But the fact is that Israel is a vibrant democracy. The collective voice of the Israeli populace is reflected in policy and in the choice and tenure of the prime minister. In Israel, unlike the United States, a highly unpopular prime minister does not last long before a new government is put in place. In fact, the next government will be Israel’s thirty-third in its brief 66-year history.
The Israeli people want peace. And if the Israeli public believed that peace were achievable, a prime minister who did not deliver the goods would simply not be elected or would not last long if he was. Despite his recent pronouncements regarding a Palestinian State, it is not that Netanyahu is “rightwing,” “hawkish,” or “extremist.” The bare truth is that the Israeli public does not currently believe that the Palestinians sincerely wish to live in peace with the Jewish State of Israel. It is as simple as that.
Living in Israel in 1977, I personally witnessed the hero’s welcome Anwar Sadat received when he arrived after telling his Parliament that he was prepared to go to Jerusalem to discuss peace. This was the same Anwar Sadat who had initiated the Yom Kippur War that cost Israel about 2,700 Israeli lives and threatened its very existence. The change in sentiment was immediate and palpable when Israelis realized that Sadat meant what he was saying. In the end, it was “hawkish,” “rightwing,” and “extremist” Likudnik Menachem Begin who signed a peace treaty with Egypt.
King Hussein of Jordan was also was received in Israel with great warmth when he indicated that he wanted peace. Israelis knew that he meant it, despite his country’s animosity before and during the Six Day War and Jordan’s harboring of PLO terrorists until 1971.
And even Yasser Arafat was given an opportunity. Who can forget the image of Prime Minister Yitzhak Rabin only hesitatingly shaking hands with Arafat on the White House lawn that sunny day in 1993? That handshake reflected the Israeli commitment to give the Oslo Accords a chance and to see where it led despite their lack of complete trust in Arafat. My then-80-year old, fifth-generation-Jerusalemite, religious-Zionist uncle said to me at the time, “We have tried war, now we have to try peace.”
But Israelis have been repeatedly disappointed by the Palestinians. Israelis know how far their various leaders have gone to try and achieve peace while being rebuffed at every stage. They remember the failed Camp David Summit of 2000, where, despite Israeli Prime Minister Ehud Barak’s willingness to give way more than many Israelis would have liked, “Arafat missed the opportunity to bring [his] nation into being,” according to President Clinton. Shortly afterwards, Arafat initiated the Second Intifada. And Israelis recall all too well the painful, unilateral disengagement from Gaza in 2005—also initiated by a “hawkish, rightwing, and extremist” Likud Prime Minister Ariel Sharon driven to carry out what he perceived as the will of the majority of citizens. This move, rather than bringing Israel closer to peace, has led to the creation of a Hamas terror stronghold that has served as a base for launching attacks against Israeli civilians and rockets into Israeli cities.

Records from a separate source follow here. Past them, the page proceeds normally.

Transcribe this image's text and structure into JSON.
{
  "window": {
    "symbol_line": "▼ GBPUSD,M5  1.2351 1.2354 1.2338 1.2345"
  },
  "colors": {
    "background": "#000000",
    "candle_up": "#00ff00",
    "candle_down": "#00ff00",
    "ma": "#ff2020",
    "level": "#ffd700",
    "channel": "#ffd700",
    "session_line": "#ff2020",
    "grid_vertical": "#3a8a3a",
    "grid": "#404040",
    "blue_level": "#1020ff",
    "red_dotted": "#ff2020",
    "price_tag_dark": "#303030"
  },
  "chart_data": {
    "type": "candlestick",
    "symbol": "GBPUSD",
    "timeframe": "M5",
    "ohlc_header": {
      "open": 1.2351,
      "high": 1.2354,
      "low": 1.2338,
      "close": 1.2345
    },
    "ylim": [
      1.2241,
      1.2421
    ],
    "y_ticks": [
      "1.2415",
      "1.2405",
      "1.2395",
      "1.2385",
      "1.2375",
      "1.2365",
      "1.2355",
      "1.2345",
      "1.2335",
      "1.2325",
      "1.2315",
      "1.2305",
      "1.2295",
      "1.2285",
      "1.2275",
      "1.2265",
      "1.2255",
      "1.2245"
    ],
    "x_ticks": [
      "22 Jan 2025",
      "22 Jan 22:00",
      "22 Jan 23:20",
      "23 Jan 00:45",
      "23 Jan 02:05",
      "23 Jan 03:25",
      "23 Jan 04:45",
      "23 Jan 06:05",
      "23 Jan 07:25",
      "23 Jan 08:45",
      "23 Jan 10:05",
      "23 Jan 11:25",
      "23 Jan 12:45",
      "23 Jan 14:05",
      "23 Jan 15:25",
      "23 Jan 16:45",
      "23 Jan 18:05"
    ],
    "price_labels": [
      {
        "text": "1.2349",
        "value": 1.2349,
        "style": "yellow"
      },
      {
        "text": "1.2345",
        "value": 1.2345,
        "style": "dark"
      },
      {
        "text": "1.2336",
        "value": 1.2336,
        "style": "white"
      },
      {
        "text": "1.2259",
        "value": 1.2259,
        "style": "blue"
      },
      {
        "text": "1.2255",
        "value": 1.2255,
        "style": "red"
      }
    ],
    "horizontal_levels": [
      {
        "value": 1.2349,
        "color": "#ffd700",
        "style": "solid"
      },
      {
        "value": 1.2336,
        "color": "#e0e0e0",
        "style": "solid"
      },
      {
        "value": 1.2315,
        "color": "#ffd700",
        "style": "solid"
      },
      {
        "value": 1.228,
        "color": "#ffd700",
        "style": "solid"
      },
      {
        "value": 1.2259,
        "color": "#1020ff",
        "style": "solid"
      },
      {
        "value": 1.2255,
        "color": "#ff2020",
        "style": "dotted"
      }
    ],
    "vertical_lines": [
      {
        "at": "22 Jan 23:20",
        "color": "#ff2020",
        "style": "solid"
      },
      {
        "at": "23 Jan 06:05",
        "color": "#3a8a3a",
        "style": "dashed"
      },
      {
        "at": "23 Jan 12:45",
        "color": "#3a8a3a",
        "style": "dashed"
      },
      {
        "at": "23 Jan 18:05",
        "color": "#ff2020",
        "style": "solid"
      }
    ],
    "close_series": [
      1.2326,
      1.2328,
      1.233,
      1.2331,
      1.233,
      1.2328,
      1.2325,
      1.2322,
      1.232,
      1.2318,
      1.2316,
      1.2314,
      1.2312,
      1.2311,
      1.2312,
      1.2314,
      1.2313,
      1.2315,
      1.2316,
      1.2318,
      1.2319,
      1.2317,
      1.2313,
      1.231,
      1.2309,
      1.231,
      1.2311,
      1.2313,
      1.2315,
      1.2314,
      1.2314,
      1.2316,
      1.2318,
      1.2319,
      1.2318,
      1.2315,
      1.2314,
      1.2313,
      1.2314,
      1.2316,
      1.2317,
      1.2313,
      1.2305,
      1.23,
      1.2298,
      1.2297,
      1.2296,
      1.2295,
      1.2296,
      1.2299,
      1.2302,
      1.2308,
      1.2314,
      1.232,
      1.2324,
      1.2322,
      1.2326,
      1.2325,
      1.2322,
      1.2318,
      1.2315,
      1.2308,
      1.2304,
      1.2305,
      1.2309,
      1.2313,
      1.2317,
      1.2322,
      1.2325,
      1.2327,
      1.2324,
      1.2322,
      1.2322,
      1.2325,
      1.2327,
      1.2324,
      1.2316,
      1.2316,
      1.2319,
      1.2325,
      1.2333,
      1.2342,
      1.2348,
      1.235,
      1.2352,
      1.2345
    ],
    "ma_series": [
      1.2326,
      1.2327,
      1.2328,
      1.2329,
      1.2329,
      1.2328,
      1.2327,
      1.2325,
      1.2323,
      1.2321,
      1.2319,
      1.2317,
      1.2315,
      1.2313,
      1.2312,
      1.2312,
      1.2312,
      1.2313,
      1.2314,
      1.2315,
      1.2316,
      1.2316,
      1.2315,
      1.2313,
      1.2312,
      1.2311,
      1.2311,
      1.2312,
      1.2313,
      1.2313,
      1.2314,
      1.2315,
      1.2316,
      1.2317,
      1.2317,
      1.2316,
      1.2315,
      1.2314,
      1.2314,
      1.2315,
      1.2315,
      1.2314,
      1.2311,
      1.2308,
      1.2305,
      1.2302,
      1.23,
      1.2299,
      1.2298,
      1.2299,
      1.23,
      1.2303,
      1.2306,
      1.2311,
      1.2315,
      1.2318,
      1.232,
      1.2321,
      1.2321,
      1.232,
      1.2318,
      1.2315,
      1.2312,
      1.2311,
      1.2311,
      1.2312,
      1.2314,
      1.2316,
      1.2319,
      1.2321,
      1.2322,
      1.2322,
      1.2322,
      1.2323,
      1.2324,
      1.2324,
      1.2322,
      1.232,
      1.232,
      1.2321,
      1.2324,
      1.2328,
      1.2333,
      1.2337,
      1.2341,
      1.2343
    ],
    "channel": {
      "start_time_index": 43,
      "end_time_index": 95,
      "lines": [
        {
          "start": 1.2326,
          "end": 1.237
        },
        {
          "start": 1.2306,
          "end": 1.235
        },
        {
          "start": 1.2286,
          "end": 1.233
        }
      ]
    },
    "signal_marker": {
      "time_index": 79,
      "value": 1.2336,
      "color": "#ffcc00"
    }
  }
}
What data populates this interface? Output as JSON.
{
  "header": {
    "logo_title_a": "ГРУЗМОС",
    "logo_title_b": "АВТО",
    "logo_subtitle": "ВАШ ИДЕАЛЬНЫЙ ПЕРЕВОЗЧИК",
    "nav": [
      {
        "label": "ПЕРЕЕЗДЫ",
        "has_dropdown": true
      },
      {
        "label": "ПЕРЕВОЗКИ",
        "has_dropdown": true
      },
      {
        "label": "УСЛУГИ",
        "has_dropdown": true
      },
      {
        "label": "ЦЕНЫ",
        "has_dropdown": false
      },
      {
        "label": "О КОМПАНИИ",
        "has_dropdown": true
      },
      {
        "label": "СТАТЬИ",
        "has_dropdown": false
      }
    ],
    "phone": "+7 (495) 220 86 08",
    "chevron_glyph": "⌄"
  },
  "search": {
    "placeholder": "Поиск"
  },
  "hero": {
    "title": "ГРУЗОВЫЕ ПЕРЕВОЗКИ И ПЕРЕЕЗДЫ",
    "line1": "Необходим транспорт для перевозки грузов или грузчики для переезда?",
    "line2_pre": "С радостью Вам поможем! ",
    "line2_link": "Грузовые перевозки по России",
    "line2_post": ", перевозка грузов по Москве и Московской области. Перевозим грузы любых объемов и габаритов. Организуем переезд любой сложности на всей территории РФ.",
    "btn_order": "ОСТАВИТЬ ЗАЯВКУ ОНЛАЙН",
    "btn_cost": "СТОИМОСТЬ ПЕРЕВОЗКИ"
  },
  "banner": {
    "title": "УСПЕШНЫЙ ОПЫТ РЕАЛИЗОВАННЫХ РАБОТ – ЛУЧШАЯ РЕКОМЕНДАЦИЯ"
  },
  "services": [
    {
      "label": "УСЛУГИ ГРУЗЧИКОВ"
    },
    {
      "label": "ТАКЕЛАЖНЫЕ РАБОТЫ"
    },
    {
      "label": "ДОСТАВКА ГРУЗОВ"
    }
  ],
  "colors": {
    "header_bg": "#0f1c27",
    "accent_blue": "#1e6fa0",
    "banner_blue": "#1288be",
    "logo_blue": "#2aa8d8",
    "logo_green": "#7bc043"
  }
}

Israelis still do not see a Palestinian “peace camp.” What they do see is continued hostile Palestinian media rhetoric towards Israel. They see Palestinian leader Mahmoud Abbas honoring terrorists who have killed innocent Israeli civilians and subtly encouraging violence against Israel. They see the Palestinians repeatedly circumventing the Oslo Accords which call for direct negotiations as the only legitimate means of resolving the conflict. And they see increasing domination of the Middle East by extremist Muslims, making them more skeptical that Palestinians will ever accept a Jewish State.
Israelis can see the demographics of Palestinian population growth just as well as any American. And Israelis do not enjoy having to subdue another people in order to ensure their own safety. However, Israelis are also not suicidal. They do not want a fictitious peace. When the Palestinians show a true desire for and commitment to peace, Israelis will recognize it, and there will be a peace deal, irrespective of who is prime minister at the time. Even Benjamin Netanyahu.
David Raab is Executive Vice President of the Touro College and University System and author of “Terror in Black September,” an account of the infamous 1970 hijackings to Jordan.